The operation of the sorter will now be described. Firstly, in non-sort mode, the baffle 26 is arranged in its lowered position as shown in the dotted line position of FIG. 2 and sheets are delivered face-up to the tray T forming an uncollated stack. In sort mode, the solenoid 31 is actuated to raise the baffle 26 to guide sheets from the processor 10 into the path 27 where they are engaged by the feed belt 32 and carried out of the feed throat 22 into the bin opposite it. The belt 32 speed is greater than that of processor output rolls 18 to avoid the sheets buckling as they enter the sorter and, to provide a smooth change in speed as the sheet enters path 27. Foam rollers (not shown) are provided on the shaft carrying the input roller 34. At the start of sorting, the bins B are all open in the home position and arranged as shown in FIG. 3 and the first sheet is fed into bin B1 which is opposite the feed throat 22. As the first sheet leaves the feed throat and enters bin B1 the trailing edge is sensed and the quadrant plate drive motor is activated indexing the quadrant plate counterclockwise. As the sheet enters the bottom portion of bin B1 its leading edge is sensed which deactivates the quadrant plate drive motor such that the bin B2 is in position for sheet insertion. Alternatively the control system may be programmed such that after the quadrant plate drive motor is activated, it only runs for a period of time sufficient to advance the next bin plate into position so that the next copy sheet will enter bin B2. This process is continued until the last sheet is inserted in bin B5 after which the control system activates the quadrant plate drive motor and indexes the whole fan-like array clockwise back to the home position.
It should also be noted that if desired the control system may be programmed to provide bidirectional sorting. That is, once the bins have been filled with copies one through five of sheet number 1 in bins B1-B5, they can be sequentially rotated clockwise to insert copies one through five of sheet number 2 in bins B5-B1. When the sorting job is completed a pause of measured duration exists in the sheet path which is detected by the control system which in turn indexes the fan-like array back to the home position where the collated sets of sheets may be easily withdrawn from the sorting bins.
Although specific embodiments have been described above, it will be understood that various modifications may be made to the specific details referred to herein without departing from the scope of the invention as defined in the appended claims.
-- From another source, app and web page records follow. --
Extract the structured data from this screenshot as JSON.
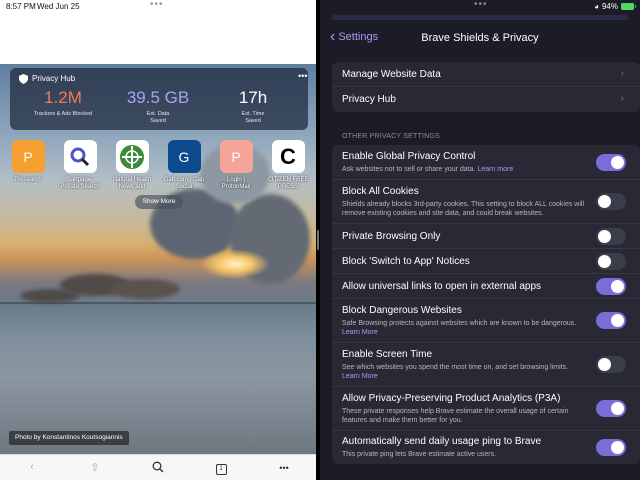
{
  "left": {
    "status": {
      "time": "8:57 PM",
      "date": "Wed Jun 25",
      "dots": "•••"
    },
    "privacy_hub": {
      "title": "Privacy Hub",
      "more": "•••",
      "stats": [
        {
          "value": "1.2M",
          "label": "Trackers & Ads Blocked",
          "color": "#f57a52"
        },
        {
          "value": "39.5 GB",
          "label": "Est. Data\nSaved",
          "color": "#a6a3f5"
        },
        {
          "value": "17h",
          "label": "Est. Time\nSaved",
          "color": "#ffffff"
        }
      ]
    },
    "favorites": [
      {
        "letter": "P",
        "name": "Presearch",
        "color": "#f5a030",
        "icon": "letter-p"
      },
      {
        "letter": "Q",
        "name": "Startpage - Private Search",
        "color": "#ffffff",
        "icon": "magnifier-logo"
      },
      {
        "letter": "",
        "name": "Natural Health News and",
        "color": "#ffffff",
        "icon": "globe-logo"
      },
      {
        "letter": "G",
        "name": "Gab.com / Gab Social",
        "color": "#0b4a8c",
        "icon": "letter-g"
      },
      {
        "letter": "P",
        "name": "Login | ProtonMail",
        "color": "#f5a49a",
        "icon": "letter-p"
      },
      {
        "letter": "C",
        "name": "CITIZEN FREE PRESS",
        "color": "#ffffff",
        "icon": "letter-c"
      }
    ],
    "show_more": "Show More",
    "photo_credit": "Photo by Konstantinos Koutsogiannis",
    "toolbar": {
      "tabs_count": "1",
      "more": "•••"
    }
  },
  "right": {
    "status": {
      "battery": "94%",
      "dots": "•••"
    },
    "nav": {
      "back_label": "Settings",
      "title": "Brave Shields & Privacy"
    },
    "top_rows": [
      {
        "label": "Manage Website Data"
      },
      {
        "label": "Privacy Hub"
      }
    ],
    "section_title": "OTHER PRIVACY SETTINGS",
    "settings": [
      {
        "label": "Enable Global Privacy Control",
        "desc": "Ask websites not to sell or share your data.",
        "learn": "Learn more",
        "on": true
      },
      {
        "label": "Block All Cookies",
        "desc": "Shields already blocks 3rd-party cookies. This setting to block ALL cookies will remove existing cookies and site data, and could break websites.",
        "learn": "",
        "on": false
      },
      {
        "label": "Private Browsing Only",
        "desc": "",
        "learn": "",
        "on": false
      },
      {
        "label": "Block 'Switch to App' Notices",
        "desc": "",
        "learn": "",
        "on": false
      },
      {
        "label": "Allow universal links to open in external apps",
        "desc": "",
        "learn": "",
        "on": true
      },
      {
        "label": "Block Dangerous Websites",
        "desc": "Safe Browsing protects against websites which are known to be dangerous.",
        "learn": "Learn More",
        "on": true
      },
      {
        "label": "Enable Screen Time",
        "desc": "See which websites you spend the most time on, and set browsing limits.",
        "learn": "Learn More",
        "on": false
      },
      {
        "label": "Allow Privacy-Preserving Product Analytics (P3A)",
        "desc": "These private responses help Brave estimate the overall usage of certain features and make them better for you.",
        "learn": "",
        "on": true
      },
      {
        "label": "Automatically send daily usage ping to Brave",
        "desc": "This private ping lets Brave estimate active users.",
        "learn": "",
        "on": true
      }
    ]
  }
}
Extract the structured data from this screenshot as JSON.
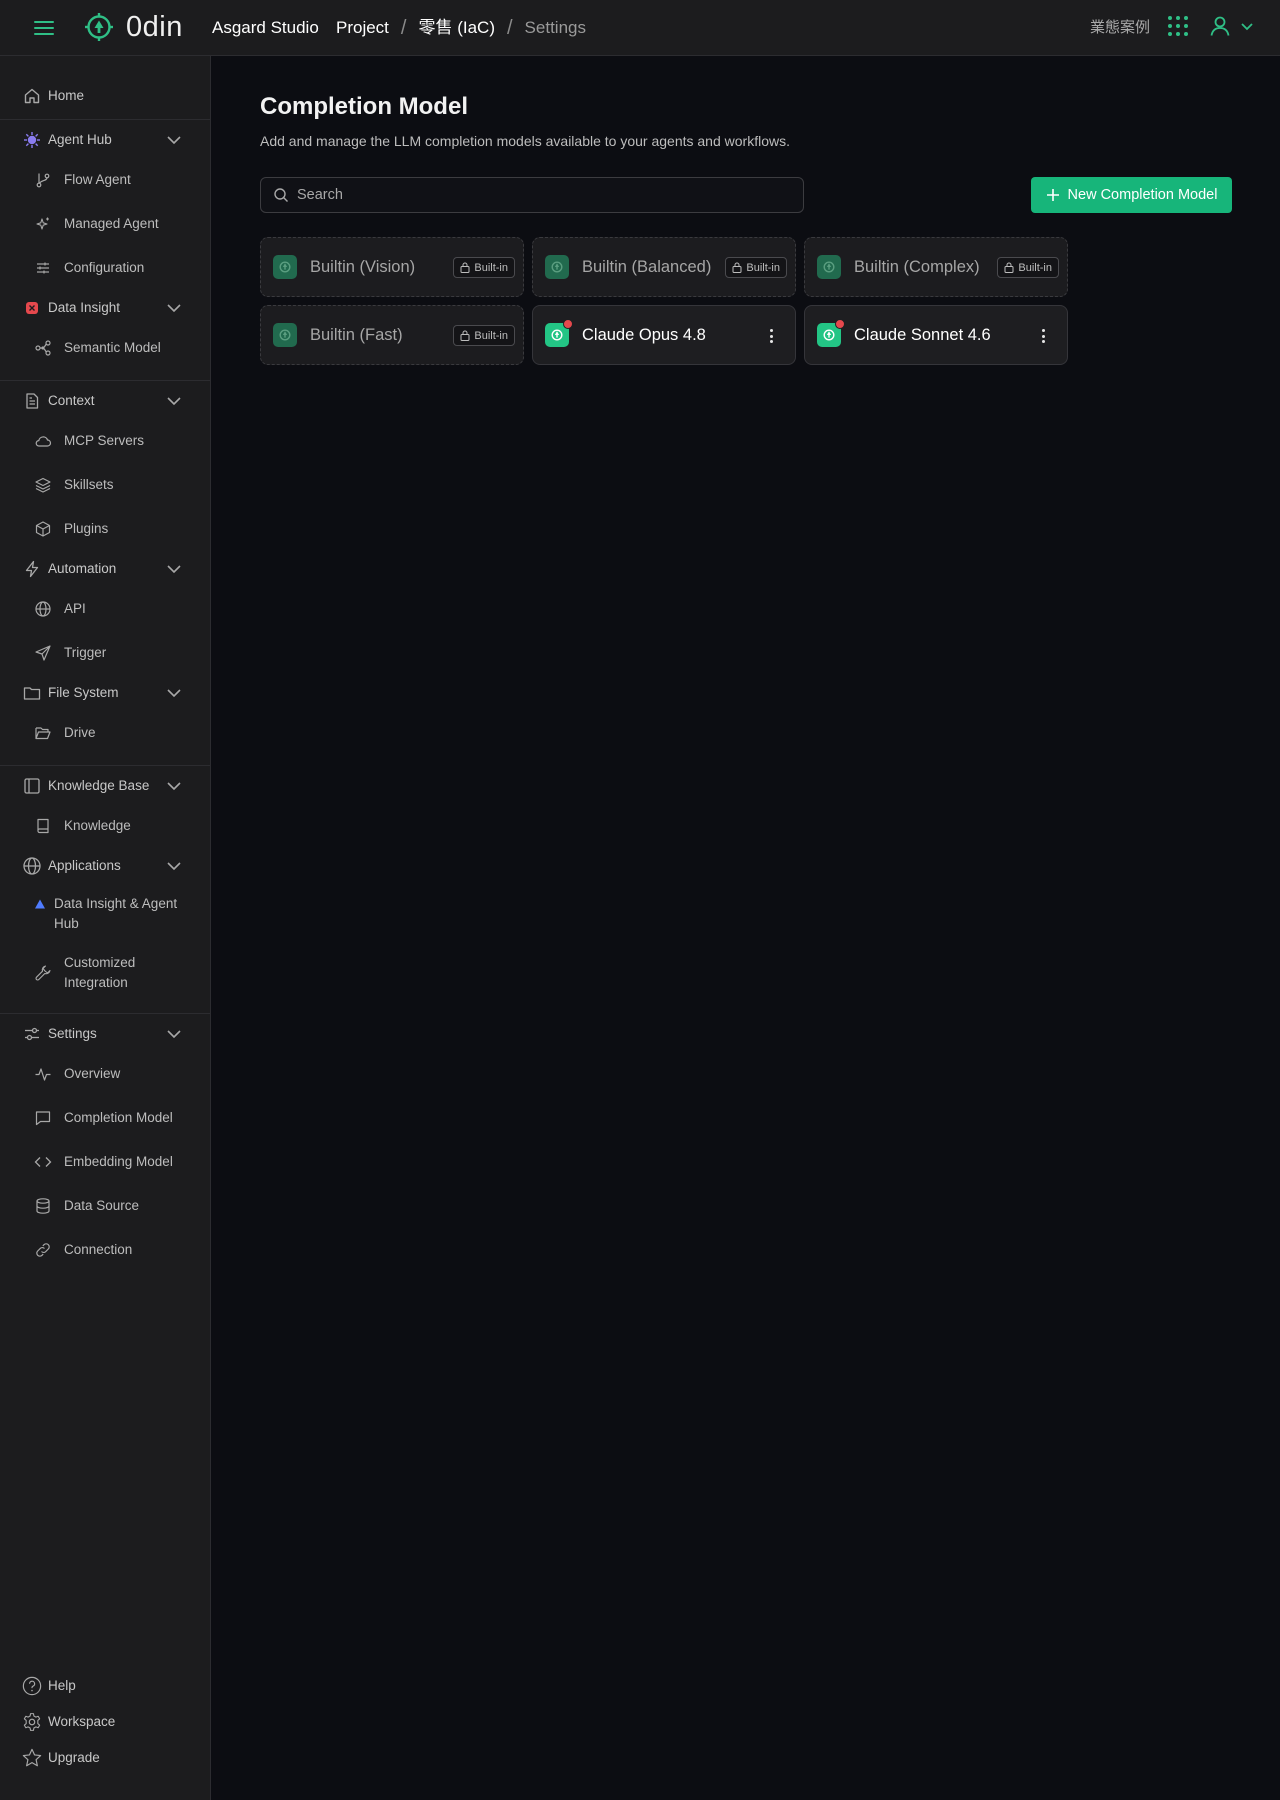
{
  "app": {
    "logo_text": "0din",
    "org_name": "Asgard Studio",
    "breadcrumb": [
      "Project",
      "零售 (IaC)",
      "Settings"
    ],
    "breadcrumb_separator": "/",
    "business_cases_label": "業態案例"
  },
  "colors": {
    "accent": "#17b57a",
    "accent_icon": "#2fbf86",
    "background": "#0c0d12",
    "panel": "#1c1c1e",
    "alert_dot": "#e5484d",
    "agent_hub_icon": "#8a7cf0",
    "data_insight_icon": "#e5484d",
    "app_triangle": "#4f7cff"
  },
  "sidebar": {
    "home": "Home",
    "agent_hub": {
      "label": "Agent Hub",
      "items": [
        "Flow Agent",
        "Managed Agent",
        "Configuration"
      ]
    },
    "data_insight": {
      "label": "Data Insight",
      "items": [
        "Semantic Model"
      ]
    },
    "context": {
      "label": "Context",
      "items": [
        "MCP Servers",
        "Skillsets",
        "Plugins"
      ]
    },
    "automation": {
      "label": "Automation",
      "items": [
        "API",
        "Trigger"
      ]
    },
    "file_system": {
      "label": "File System",
      "items": [
        "Drive"
      ]
    },
    "knowledge_base": {
      "label": "Knowledge Base",
      "items": [
        "Knowledge"
      ]
    },
    "applications": {
      "label": "Applications",
      "items": [
        {
          "line1": "Data Insight & Agent",
          "line2": "Hub"
        },
        {
          "line1": "Customized",
          "line2": "Integration"
        }
      ]
    },
    "settings": {
      "label": "Settings",
      "items": [
        "Overview",
        "Completion Model",
        "Embedding Model",
        "Data Source",
        "Connection"
      ]
    },
    "footer": {
      "help": "Help",
      "workspace": "Workspace",
      "upgrade": "Upgrade"
    }
  },
  "main": {
    "title": "Completion Model",
    "description": "Add and manage the LLM completion models available to your agents and workflows.",
    "search_placeholder": "Search",
    "new_button_label": "New Completion Model",
    "builtin_badge": "Built-in",
    "models": [
      {
        "name": "Builtin (Vision)",
        "builtin": true
      },
      {
        "name": "Builtin (Balanced)",
        "builtin": true
      },
      {
        "name": "Builtin (Complex)",
        "builtin": true
      },
      {
        "name": "Builtin (Fast)",
        "builtin": true
      },
      {
        "name": "Claude Opus 4.8",
        "builtin": false,
        "alert": true
      },
      {
        "name": "Claude Sonnet 4.6",
        "builtin": false,
        "alert": true
      }
    ]
  }
}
For example, the sets in adjacent bins may be relatively offset, for example, by having offset inner end stops in every other bin.